Square One Fish Co., originally located downtown is the first upscale restaurant in Normaltown. (Photo/Olyn Gee)

The newest restaurant in Normaltown technically is not all that new. Long-time Athens residents might remember Square One Fish Co., which opened in 2009 as a Florida-style seafood restaurant downtown. In 2015, owners Joe and Erica Cascio, sold the property to Hyatt Place Athens to make way for the Hyatt Place hotel.

On June 28, Square One reopened in a new location that might have seemed unlikely a few years ago — the heart of Normaltown. 

Joe Cascio scouted properties for a new venue and realized the potential in Normaltown. 

“There is a lot of walking traffic from the neighborhoods surrounding it,” he said. 

Cascio partnered with the manager of the original Square One restaurant, Sean Fallows, and contractor Brent English to develop the property at 1298 Prince Ave., a location previously occupied by P&M Army Store. 

Many of the restaurant’s former customers have embraced the new location, Cascio said. 

“This has been a remarkable opening …We are doing 150 dinners on a Friday night in this little restaurant,” he said. 

It’s not just customer loyalty bringing diners to Normaltown. Over the past few years the community has seen a growth in places to eat and drink, along with a University of Georgia campus expansion in the area.

Normaltown history

Normaltown is the stretch of Prince Avenue near the intersection with Oglethorpe Avenue, close to the Boulevard and Cobbham neighborhoods. It is named after the State Normal School for teachers, which operated from the 1890s until 1928 when it became the Georgia State Teachers College and, in 1932, merged with the UGA Department of Education. During World War II, the Army leased the property, and in 1953, the Navy purchased the campus and established the Navy Supply Corps School, which operated until 2010. In 2011, UGA regained the historic campus and turned it into the UGA Health Sciences campus. 

In 2017, UGA began housing some students on the Health Sciences Campus to accommodate a large freshman class and overflow from renovations at the traditional freshman dorms at the main campus. 

The Normaltown/Boulevard area has been popular with some upperclassmen. However, younger UGA students may not be familiar with it.

“I find we are just a tad too far away for most students to venture this far out until their junior or senior year,” said Corie Jacobs, owner of Ike & Jane Cafe and Bakery on Prince Avenue.

Jacobs worked at a restaurant in downtown Athens while attending UGA and continued working there after she graduated in 2006. Jacobs and a former business partner opened Ike & Jane in 2009. The restaurant is named for her grandparents, who owned a bakery in New York state.
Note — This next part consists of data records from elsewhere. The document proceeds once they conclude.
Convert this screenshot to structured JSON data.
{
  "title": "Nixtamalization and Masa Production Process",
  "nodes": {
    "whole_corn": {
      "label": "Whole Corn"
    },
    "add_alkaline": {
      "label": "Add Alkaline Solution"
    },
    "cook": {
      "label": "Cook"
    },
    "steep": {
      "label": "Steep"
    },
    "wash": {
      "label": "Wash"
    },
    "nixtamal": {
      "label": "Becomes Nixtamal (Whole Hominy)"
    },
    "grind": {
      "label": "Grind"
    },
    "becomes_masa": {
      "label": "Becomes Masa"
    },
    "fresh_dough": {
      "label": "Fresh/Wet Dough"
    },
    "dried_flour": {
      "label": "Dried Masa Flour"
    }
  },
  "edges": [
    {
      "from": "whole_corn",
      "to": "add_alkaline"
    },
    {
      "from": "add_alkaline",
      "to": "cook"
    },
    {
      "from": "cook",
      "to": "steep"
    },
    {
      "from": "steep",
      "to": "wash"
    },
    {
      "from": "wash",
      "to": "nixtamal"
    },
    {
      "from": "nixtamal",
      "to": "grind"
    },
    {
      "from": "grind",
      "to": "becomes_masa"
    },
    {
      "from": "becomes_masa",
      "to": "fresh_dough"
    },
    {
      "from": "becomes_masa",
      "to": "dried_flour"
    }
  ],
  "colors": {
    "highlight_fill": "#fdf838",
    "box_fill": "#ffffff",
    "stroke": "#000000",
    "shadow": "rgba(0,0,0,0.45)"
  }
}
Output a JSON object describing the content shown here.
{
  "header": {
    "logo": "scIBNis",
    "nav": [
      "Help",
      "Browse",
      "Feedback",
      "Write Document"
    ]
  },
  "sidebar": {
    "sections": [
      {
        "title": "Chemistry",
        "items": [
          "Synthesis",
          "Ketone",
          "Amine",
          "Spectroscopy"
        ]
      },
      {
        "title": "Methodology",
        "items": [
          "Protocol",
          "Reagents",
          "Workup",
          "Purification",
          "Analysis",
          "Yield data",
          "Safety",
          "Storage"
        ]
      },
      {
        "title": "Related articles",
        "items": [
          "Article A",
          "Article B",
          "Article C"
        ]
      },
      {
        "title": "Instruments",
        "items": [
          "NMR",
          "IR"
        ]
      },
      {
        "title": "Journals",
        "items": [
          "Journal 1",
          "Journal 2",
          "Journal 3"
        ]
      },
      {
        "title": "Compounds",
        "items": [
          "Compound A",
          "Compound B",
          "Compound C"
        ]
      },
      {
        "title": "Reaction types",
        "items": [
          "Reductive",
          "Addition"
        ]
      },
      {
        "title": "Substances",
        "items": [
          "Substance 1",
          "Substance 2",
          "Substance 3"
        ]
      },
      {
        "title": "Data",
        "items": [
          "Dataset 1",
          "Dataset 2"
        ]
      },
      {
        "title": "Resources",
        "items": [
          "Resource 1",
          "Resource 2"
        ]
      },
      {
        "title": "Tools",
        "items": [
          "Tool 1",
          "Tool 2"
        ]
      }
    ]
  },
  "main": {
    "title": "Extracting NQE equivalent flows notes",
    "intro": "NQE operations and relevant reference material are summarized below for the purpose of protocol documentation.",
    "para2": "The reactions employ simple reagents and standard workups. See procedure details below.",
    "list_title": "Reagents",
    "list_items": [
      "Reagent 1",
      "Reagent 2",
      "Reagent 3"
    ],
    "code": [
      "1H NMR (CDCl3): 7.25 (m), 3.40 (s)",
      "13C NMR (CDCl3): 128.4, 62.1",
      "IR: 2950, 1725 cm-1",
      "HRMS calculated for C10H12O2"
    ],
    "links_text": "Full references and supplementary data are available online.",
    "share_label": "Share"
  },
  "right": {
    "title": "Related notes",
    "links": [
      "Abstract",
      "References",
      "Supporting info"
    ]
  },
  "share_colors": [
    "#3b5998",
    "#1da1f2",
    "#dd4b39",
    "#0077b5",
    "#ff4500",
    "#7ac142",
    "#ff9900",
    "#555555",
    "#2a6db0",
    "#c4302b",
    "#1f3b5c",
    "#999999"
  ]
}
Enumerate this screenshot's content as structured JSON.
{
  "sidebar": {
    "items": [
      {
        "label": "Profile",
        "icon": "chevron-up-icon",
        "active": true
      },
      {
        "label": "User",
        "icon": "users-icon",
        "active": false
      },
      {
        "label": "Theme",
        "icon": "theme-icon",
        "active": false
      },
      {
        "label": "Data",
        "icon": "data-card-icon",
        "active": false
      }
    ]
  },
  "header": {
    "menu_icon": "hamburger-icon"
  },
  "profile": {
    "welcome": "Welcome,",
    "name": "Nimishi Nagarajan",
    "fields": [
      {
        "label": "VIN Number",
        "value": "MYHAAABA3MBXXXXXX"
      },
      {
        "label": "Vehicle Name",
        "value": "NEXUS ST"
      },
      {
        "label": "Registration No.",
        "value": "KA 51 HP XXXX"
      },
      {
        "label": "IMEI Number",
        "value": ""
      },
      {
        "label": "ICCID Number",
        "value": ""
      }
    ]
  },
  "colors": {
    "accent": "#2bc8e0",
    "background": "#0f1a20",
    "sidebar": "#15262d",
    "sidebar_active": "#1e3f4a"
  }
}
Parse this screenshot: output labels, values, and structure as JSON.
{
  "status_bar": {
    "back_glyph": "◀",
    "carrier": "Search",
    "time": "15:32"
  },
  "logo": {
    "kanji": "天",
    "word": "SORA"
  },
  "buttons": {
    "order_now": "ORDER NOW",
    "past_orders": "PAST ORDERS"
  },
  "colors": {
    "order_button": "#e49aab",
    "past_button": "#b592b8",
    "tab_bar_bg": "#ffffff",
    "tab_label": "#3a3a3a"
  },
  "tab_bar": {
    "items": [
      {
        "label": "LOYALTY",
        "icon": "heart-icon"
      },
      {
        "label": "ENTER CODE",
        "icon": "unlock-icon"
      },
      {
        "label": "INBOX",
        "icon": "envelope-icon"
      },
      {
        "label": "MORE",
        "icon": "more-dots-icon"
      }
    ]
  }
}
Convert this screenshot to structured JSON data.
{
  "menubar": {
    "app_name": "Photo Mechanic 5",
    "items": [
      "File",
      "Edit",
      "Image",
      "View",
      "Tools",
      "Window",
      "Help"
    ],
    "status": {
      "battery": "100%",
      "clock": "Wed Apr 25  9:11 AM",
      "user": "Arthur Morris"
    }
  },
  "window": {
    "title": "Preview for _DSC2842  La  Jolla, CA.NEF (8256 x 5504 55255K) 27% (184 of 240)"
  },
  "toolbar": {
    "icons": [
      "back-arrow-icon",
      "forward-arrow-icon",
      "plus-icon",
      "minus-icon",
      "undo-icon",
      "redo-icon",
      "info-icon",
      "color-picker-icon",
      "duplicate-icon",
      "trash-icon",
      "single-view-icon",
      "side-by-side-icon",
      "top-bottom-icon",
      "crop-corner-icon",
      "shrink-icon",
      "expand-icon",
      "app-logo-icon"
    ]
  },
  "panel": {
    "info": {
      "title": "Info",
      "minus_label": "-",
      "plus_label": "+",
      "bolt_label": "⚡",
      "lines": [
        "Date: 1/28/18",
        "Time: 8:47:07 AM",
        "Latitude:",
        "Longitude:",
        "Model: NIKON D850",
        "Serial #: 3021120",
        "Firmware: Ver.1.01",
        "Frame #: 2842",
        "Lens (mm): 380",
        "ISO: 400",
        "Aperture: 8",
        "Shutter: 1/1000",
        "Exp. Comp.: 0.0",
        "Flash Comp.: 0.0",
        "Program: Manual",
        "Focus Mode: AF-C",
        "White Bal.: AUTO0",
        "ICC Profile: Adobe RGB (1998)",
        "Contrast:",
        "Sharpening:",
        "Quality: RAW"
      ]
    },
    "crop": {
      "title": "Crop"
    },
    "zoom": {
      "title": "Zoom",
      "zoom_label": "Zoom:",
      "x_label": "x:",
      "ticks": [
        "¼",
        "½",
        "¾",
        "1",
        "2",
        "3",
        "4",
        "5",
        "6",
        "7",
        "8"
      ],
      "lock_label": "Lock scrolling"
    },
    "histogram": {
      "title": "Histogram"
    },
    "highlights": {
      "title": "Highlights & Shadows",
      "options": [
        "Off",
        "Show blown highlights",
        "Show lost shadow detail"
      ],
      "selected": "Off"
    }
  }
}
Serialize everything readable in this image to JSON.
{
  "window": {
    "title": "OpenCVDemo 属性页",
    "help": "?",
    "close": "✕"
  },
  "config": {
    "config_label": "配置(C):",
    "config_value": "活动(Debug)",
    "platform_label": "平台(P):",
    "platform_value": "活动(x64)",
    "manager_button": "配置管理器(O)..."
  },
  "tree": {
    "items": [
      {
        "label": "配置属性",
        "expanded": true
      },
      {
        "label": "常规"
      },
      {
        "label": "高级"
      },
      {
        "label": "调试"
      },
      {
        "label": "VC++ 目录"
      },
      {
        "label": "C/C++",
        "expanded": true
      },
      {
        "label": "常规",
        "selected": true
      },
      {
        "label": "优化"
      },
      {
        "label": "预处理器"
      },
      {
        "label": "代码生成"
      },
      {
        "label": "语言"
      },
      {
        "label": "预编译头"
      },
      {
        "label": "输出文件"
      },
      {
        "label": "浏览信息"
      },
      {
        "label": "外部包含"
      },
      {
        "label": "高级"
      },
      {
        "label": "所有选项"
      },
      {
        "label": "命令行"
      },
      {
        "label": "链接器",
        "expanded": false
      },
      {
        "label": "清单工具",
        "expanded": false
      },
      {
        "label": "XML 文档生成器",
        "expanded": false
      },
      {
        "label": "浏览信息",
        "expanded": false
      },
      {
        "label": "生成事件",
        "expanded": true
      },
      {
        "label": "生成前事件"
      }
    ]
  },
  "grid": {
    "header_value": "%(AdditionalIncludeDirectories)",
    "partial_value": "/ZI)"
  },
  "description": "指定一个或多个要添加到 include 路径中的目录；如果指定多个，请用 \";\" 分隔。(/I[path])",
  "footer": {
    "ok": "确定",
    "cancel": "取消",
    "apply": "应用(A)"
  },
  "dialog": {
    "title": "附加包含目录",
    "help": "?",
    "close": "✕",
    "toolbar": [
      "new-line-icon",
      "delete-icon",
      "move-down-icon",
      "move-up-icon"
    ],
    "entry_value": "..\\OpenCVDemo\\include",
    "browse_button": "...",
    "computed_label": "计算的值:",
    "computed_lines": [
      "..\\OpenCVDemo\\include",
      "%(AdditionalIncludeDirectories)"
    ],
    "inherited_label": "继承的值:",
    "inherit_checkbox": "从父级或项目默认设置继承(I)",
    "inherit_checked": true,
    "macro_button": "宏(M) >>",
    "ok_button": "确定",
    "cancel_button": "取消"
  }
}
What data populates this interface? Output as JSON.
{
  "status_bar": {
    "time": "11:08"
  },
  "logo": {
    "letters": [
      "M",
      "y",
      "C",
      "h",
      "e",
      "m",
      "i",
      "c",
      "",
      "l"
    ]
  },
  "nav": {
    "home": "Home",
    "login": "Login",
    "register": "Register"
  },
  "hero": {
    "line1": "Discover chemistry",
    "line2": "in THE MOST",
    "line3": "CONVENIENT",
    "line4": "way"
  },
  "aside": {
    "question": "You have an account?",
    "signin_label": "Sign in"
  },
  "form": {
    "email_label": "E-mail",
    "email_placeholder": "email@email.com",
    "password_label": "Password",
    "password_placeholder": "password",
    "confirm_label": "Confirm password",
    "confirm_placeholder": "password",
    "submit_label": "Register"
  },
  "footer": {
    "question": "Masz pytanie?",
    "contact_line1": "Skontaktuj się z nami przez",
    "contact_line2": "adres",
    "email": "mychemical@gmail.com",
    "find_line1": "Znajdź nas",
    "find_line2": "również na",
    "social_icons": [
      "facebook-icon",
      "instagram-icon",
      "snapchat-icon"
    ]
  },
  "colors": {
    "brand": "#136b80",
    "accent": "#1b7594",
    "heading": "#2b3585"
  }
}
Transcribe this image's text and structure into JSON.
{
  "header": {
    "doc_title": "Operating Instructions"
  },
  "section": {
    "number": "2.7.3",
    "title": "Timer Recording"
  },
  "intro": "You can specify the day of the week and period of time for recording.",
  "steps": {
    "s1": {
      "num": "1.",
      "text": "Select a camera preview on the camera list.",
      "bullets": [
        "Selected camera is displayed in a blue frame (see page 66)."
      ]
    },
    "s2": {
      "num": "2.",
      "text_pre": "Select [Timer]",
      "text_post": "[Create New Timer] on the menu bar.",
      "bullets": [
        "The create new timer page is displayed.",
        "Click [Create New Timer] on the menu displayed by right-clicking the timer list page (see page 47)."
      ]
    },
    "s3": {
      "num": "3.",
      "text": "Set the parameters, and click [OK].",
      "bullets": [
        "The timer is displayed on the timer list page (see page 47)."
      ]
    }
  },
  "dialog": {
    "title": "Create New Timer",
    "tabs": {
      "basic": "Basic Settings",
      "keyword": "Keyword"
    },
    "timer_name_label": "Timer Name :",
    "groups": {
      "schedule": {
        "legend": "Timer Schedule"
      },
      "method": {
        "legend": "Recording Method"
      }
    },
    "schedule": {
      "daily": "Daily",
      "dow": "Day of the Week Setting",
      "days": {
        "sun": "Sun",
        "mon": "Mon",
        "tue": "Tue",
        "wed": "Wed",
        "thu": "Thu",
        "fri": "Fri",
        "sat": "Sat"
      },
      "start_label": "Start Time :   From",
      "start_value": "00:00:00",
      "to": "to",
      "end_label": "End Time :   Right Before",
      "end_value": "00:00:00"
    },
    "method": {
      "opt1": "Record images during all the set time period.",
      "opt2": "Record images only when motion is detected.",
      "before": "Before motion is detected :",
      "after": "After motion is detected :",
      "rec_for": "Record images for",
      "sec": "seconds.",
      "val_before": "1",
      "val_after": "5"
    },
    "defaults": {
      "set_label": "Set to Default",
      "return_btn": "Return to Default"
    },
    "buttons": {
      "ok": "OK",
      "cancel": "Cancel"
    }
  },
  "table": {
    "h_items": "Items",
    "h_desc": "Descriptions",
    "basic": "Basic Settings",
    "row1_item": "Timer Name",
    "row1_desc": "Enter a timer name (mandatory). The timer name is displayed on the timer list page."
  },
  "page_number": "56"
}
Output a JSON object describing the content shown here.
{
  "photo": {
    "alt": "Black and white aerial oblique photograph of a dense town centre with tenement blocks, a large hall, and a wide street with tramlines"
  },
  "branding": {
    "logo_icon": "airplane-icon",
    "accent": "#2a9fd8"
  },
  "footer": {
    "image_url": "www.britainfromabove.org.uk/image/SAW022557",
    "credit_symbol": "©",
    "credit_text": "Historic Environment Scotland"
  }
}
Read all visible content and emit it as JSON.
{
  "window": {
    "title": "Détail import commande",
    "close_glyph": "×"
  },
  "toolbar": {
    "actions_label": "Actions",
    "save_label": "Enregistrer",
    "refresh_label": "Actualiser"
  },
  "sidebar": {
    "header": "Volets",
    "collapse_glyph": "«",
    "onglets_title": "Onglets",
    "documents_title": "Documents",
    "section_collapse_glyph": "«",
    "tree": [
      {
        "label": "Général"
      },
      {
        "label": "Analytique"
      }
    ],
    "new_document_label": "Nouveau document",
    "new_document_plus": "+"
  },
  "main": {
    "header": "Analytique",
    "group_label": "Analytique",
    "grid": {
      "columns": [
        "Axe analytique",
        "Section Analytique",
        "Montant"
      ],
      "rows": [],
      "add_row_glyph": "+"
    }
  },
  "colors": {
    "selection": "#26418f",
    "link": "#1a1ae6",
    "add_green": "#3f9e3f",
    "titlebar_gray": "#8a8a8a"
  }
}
During the fall and spring semesters, Jacobs said students make up about 25% of the restaurant’s customers, mostly on the weekend. Many employees of nearby Piedmont Athens Regional Medical Center also visit Ike & Jane for meals, she said.

“I think people find restaurants to be a very romantic idea,” Jacobs said. “It’s really hard work. I work 80-100 hours a week.”

Business is booming

For a long time, Ike & Jane and Agua Linda Mexican were the only restaurants in Normaltown, but in the last six years, the number has increased, Jacobs said.

One of those additions, Automatic Pizza, opened in 2015. Owner Bain Mattox moved to Normaltown in 2000 to take part in the Athens music scene. Eventually he worked at 5&10, where he learned the bar business. After deciding to go out on his own, he opened Normal Bar on Prince Avenue, and a few years later, opened Automatic Pizza nearby.

“I’m so pleased with all the growth [in Normaltown],” Mattox said.  “It’s been exciting to see it all come to life.”

Other Normaltown businesses include Sips Espresso Cafe, The Old Pal bar and Hi-Lo Lounge. 

However, until Square One opened last month, Normaltown did not have an upscale dining restaurant.

“The more I looked at Normaltown, I just saw what a great spot it was,” Joe Cascio said. “The whole surrounding area — these houses are booming.”